[Problem]
How many lines of the listing contain the string "installeren"? Only the number is wanted.

[Data]
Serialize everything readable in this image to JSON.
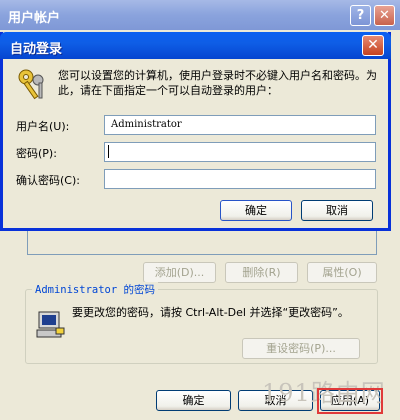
{
  "bg_window": {
    "title": "用户帐户",
    "help_glyph": "?",
    "close_glyph": "✕",
    "buttons": {
      "add": "添加(D)...",
      "remove": "删除(R)",
      "properties": "属性(O)"
    },
    "password_group": {
      "title": "Administrator 的密码",
      "text": "要更改您的密码，请按 Ctrl-Alt-Del 并选择“更改密码”。",
      "reset_button": "重设密码(P)..."
    },
    "footer": {
      "ok": "确定",
      "cancel": "取消",
      "apply": "应用(A)"
    },
    "watermark": "191路由网"
  },
  "dialog": {
    "title": "自动登录",
    "close_glyph": "✕",
    "description": "您可以设置您的计算机，使用户登录时不必键入用户名和密码。为此，请在下面指定一个可以自动登录的用户：",
    "username_label": "用户名(U):",
    "username_value": "Administrator",
    "password_label": "密码(P):",
    "password_value": "",
    "confirm_label": "确认密码(C):",
    "confirm_value": "",
    "ok": "确定",
    "cancel": "取消"
  },
  "colors": {
    "title_blue": "#0a5ff2",
    "highlight_red": "#e03a3a",
    "group_title_blue": "#0046d5"
  }
}
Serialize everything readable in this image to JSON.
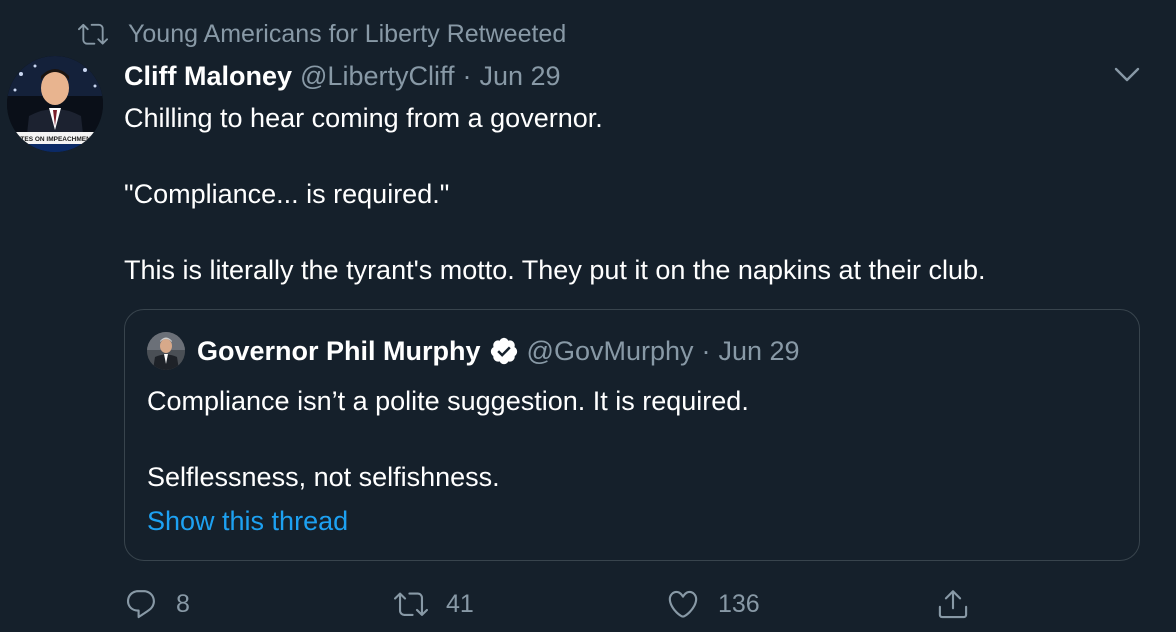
{
  "retweet_context": {
    "icon": "retweet-icon",
    "text": "Young Americans for Liberty Retweeted"
  },
  "tweet": {
    "author_name": "Cliff Maloney",
    "author_handle": "@LibertyCliff",
    "separator": "·",
    "date": "Jun 29",
    "text_lines": [
      "Chilling to hear coming from a governor.",
      "\"Compliance... is required.\"",
      "This is literally the tyrant's motto. They put it on the napkins at their club."
    ],
    "avatar_caption": "VOTES ON IMPEACHMENT A"
  },
  "quoted_tweet": {
    "author_name": "Governor Phil Murphy",
    "verified": true,
    "author_handle": "@GovMurphy",
    "separator": "·",
    "date": "Jun 29",
    "text_lines": [
      "Compliance isn’t a polite suggestion. It is required.",
      "Selflessness, not selfishness."
    ],
    "show_thread_label": "Show this thread"
  },
  "actions": {
    "reply_count": "8",
    "retweet_count": "41",
    "like_count": "136"
  },
  "colors": {
    "background": "#15202b",
    "secondary_text": "#8899a6",
    "link": "#1da1f2",
    "border": "#38444d"
  }
}
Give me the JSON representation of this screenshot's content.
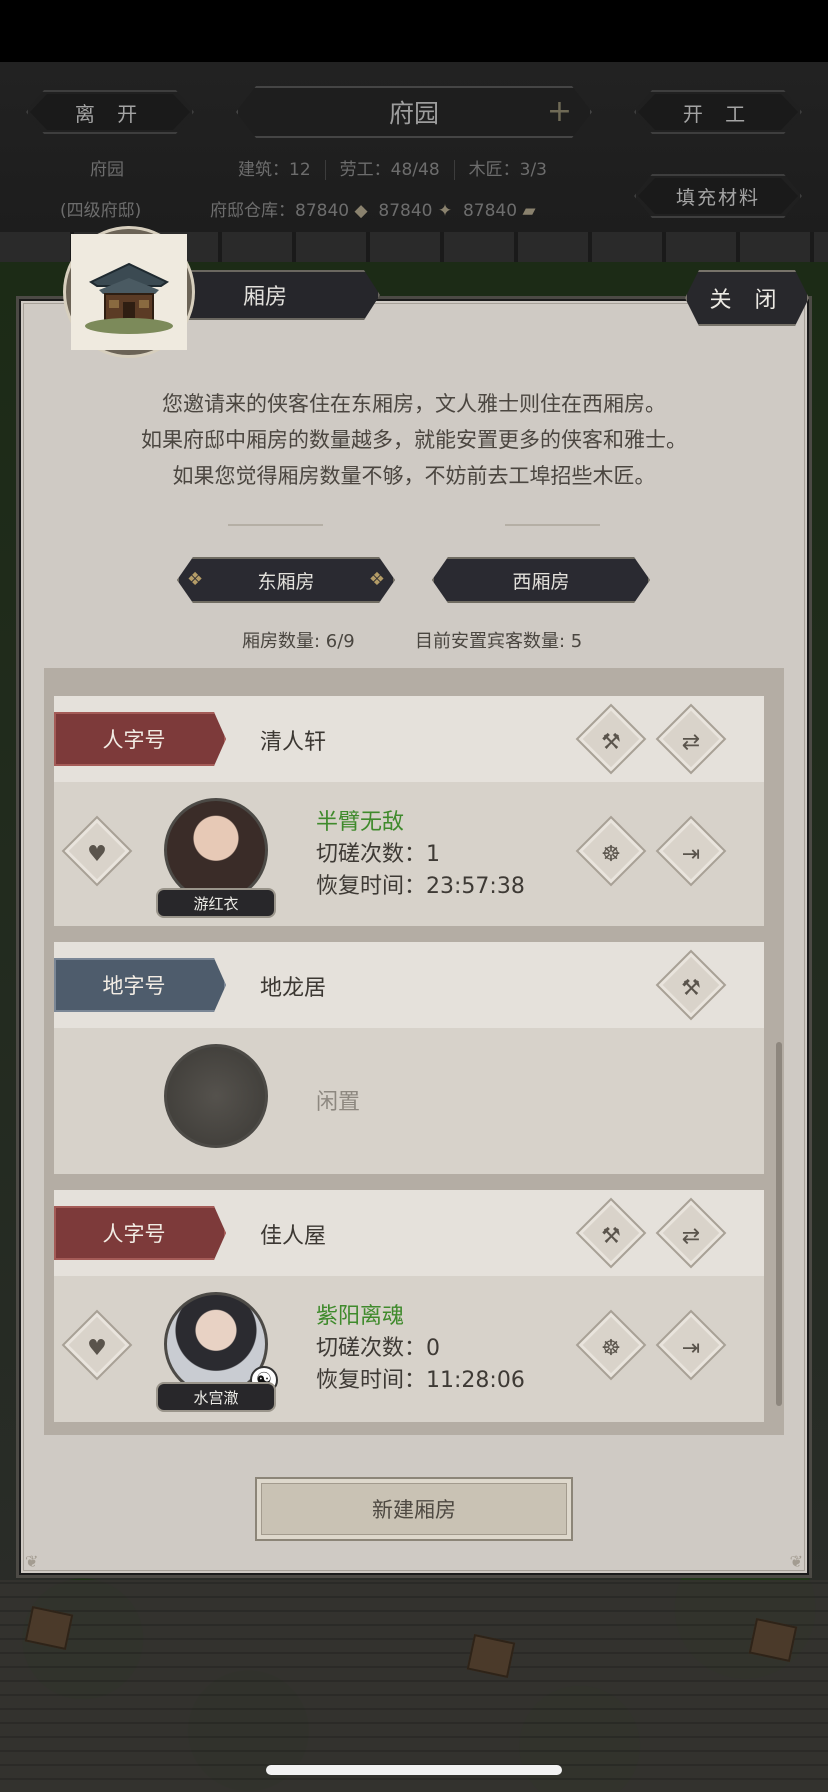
{
  "header": {
    "leave_label": "离 开",
    "title": "府园",
    "start_label": "开 工",
    "location_name": "府园",
    "location_level": "(四级府邸)",
    "buildings": "建筑：12",
    "labor": "劳工：48/48",
    "carpenter": "木匠：3/3",
    "warehouse_label": "府邸仓库：",
    "stock1": "87840",
    "stock2": "87840",
    "stock3": "87840",
    "fill_label": "填充材料"
  },
  "dialog": {
    "title": "厢房",
    "close_label": "关 闭",
    "desc_line1": "您邀请来的侠客住在东厢房，文人雅士则住在西厢房。",
    "desc_line2": "如果府邸中厢房的数量越多，就能安置更多的侠客和雅士。",
    "desc_line3": "如果您觉得厢房数量不够，不妨前去工埠招些木匠。",
    "tab_east": "东厢房",
    "tab_west": "西厢房",
    "room_count": "厢房数量: 6/9",
    "guest_count": "目前安置宾客数量: 5",
    "new_room_label": "新建厢房"
  },
  "rooms": [
    {
      "grade": "人字号",
      "name": "清人轩",
      "guest": "半臂无敌",
      "spar_label": "切磋次数：",
      "spar": "1",
      "recover_label": "恢复时间：",
      "recover": "23:57:38",
      "avatar_name": "游红衣"
    },
    {
      "grade": "地字号",
      "name": "地龙居",
      "status": "闲置"
    },
    {
      "grade": "人字号",
      "name": "佳人屋",
      "guest": "紫阳离魂",
      "spar_label": "切磋次数：",
      "spar": "0",
      "recover_label": "恢复时间：",
      "recover": "11:28:06",
      "avatar_name": "水宫澈"
    }
  ],
  "icons": {
    "upgrade": "hammer-icon",
    "swap": "swap-icon",
    "favor": "heart-icon",
    "train": "paw-icon",
    "leave": "exit-icon"
  },
  "colors": {
    "guest_name": "#3f8a2c",
    "badge_red": "#7d3a3a",
    "badge_blue": "#4e5c6c"
  }
}
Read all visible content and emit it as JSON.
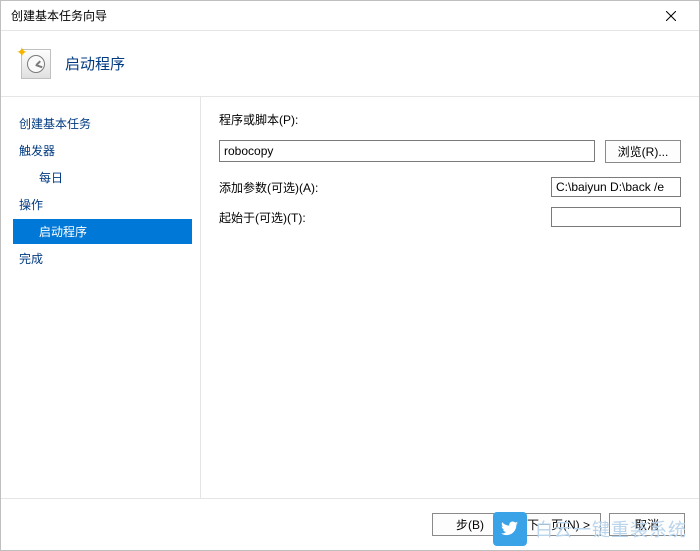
{
  "window": {
    "title": "创建基本任务向导"
  },
  "header": {
    "title": "启动程序"
  },
  "sidebar": {
    "items": [
      {
        "label": "创建基本任务"
      },
      {
        "label": "触发器"
      },
      {
        "label": "每日"
      },
      {
        "label": "操作"
      },
      {
        "label": "启动程序",
        "active": true
      },
      {
        "label": "完成"
      }
    ]
  },
  "form": {
    "program_label": "程序或脚本(P):",
    "program_value": "robocopy",
    "browse_label": "浏览(R)...",
    "args_label": "添加参数(可选)(A):",
    "args_value": "C:\\baiyun D:\\back /e",
    "startin_label": "起始于(可选)(T):",
    "startin_value": ""
  },
  "footer": {
    "back_label": "步(B)",
    "next_label": "下一页(N) >",
    "cancel_label": "取消"
  },
  "watermark": {
    "text": "白云一键重装系统",
    "url": "www.baiyunxitong.com"
  }
}
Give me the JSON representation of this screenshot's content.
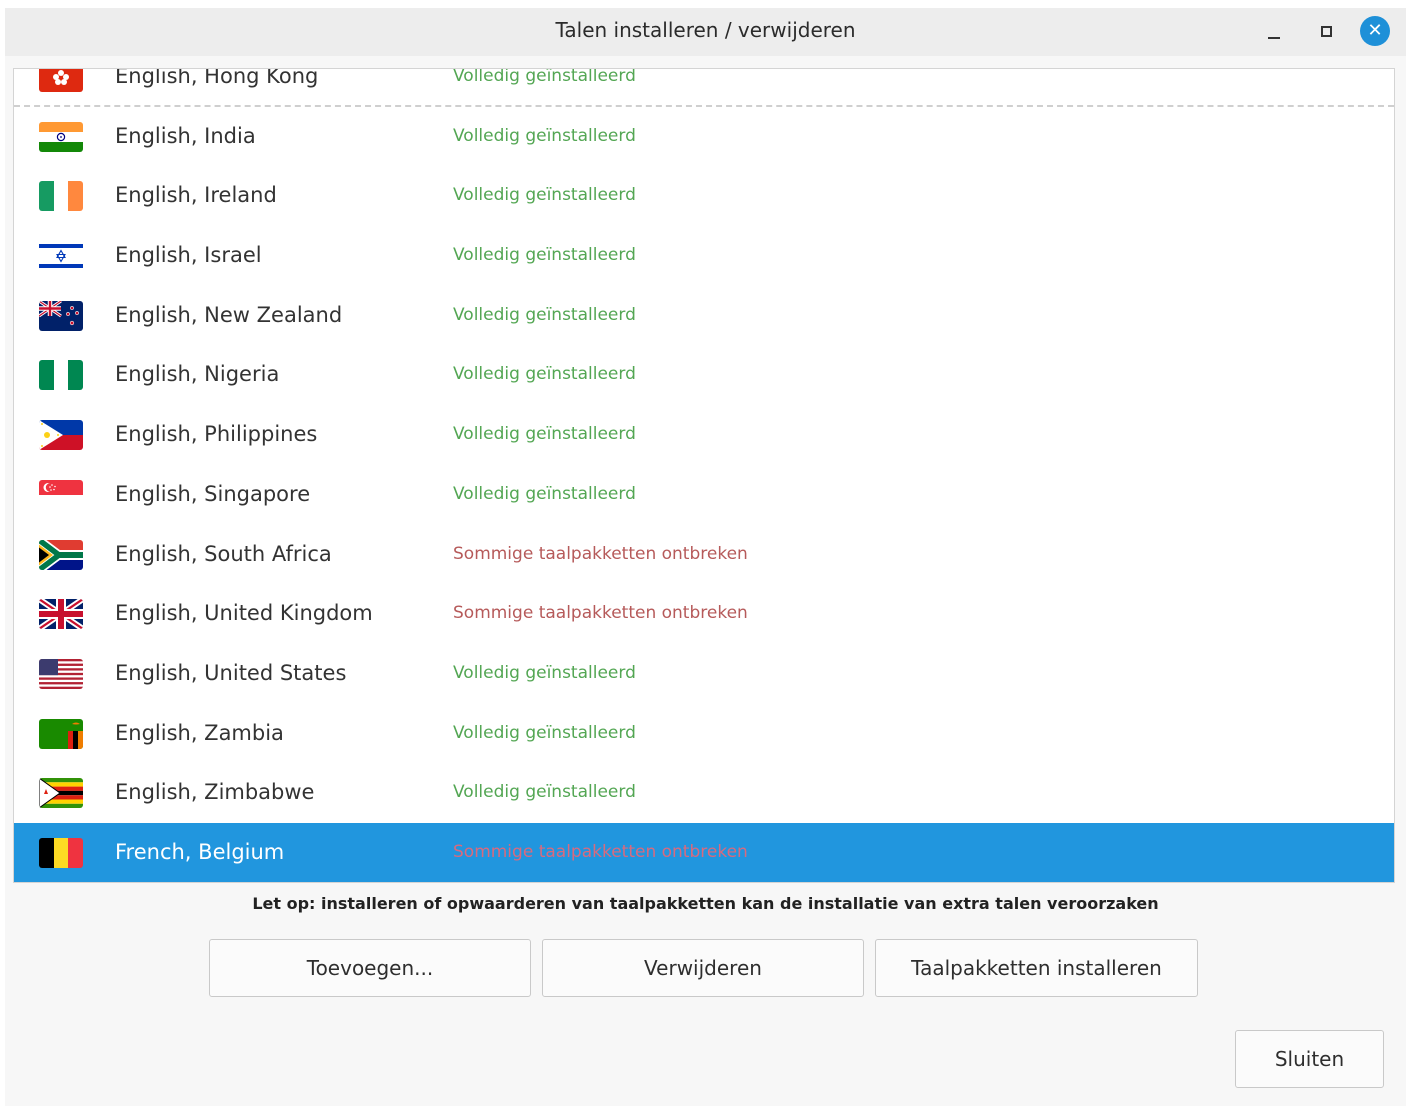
{
  "window": {
    "title": "Talen installeren / verwijderen",
    "close_glyph": "✕"
  },
  "languages": [
    {
      "name": "English, Hong Kong",
      "status": "Volledig geïnstalleerd",
      "status_type": "ok",
      "flag": "hong-kong-flag-icon"
    },
    {
      "name": "English, India",
      "status": "Volledig geïnstalleerd",
      "status_type": "ok",
      "flag": "india-flag-icon"
    },
    {
      "name": "English, Ireland",
      "status": "Volledig geïnstalleerd",
      "status_type": "ok",
      "flag": "ireland-flag-icon"
    },
    {
      "name": "English, Israel",
      "status": "Volledig geïnstalleerd",
      "status_type": "ok",
      "flag": "israel-flag-icon"
    },
    {
      "name": "English, New Zealand",
      "status": "Volledig geïnstalleerd",
      "status_type": "ok",
      "flag": "new-zealand-flag-icon"
    },
    {
      "name": "English, Nigeria",
      "status": "Volledig geïnstalleerd",
      "status_type": "ok",
      "flag": "nigeria-flag-icon"
    },
    {
      "name": "English, Philippines",
      "status": "Volledig geïnstalleerd",
      "status_type": "ok",
      "flag": "philippines-flag-icon"
    },
    {
      "name": "English, Singapore",
      "status": "Volledig geïnstalleerd",
      "status_type": "ok",
      "flag": "singapore-flag-icon"
    },
    {
      "name": "English, South Africa",
      "status": "Sommige taalpakketten ontbreken",
      "status_type": "missing",
      "flag": "south-africa-flag-icon"
    },
    {
      "name": "English, United Kingdom",
      "status": "Sommige taalpakketten ontbreken",
      "status_type": "missing",
      "flag": "united-kingdom-flag-icon"
    },
    {
      "name": "English, United States",
      "status": "Volledig geïnstalleerd",
      "status_type": "ok",
      "flag": "united-states-flag-icon"
    },
    {
      "name": "English, Zambia",
      "status": "Volledig geïnstalleerd",
      "status_type": "ok",
      "flag": "zambia-flag-icon"
    },
    {
      "name": "English, Zimbabwe",
      "status": "Volledig geïnstalleerd",
      "status_type": "ok",
      "flag": "zimbabwe-flag-icon"
    },
    {
      "name": "French, Belgium",
      "status": "Sommige taalpakketten ontbreken",
      "status_type": "missing",
      "flag": "belgium-flag-icon",
      "selected": true
    }
  ],
  "note": "Let op: installeren of opwaarderen van taalpakketten kan de installatie van extra talen veroorzaken",
  "buttons": {
    "add": "Toevoegen...",
    "remove": "Verwijderen",
    "install_packs": "Taalpakketten installeren",
    "close": "Sluiten"
  },
  "colors": {
    "selection": "#2196de",
    "status_ok": "#53a653",
    "status_missing": "#b65a5a",
    "close_button": "#1e90d8"
  }
}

[Exercise result]
3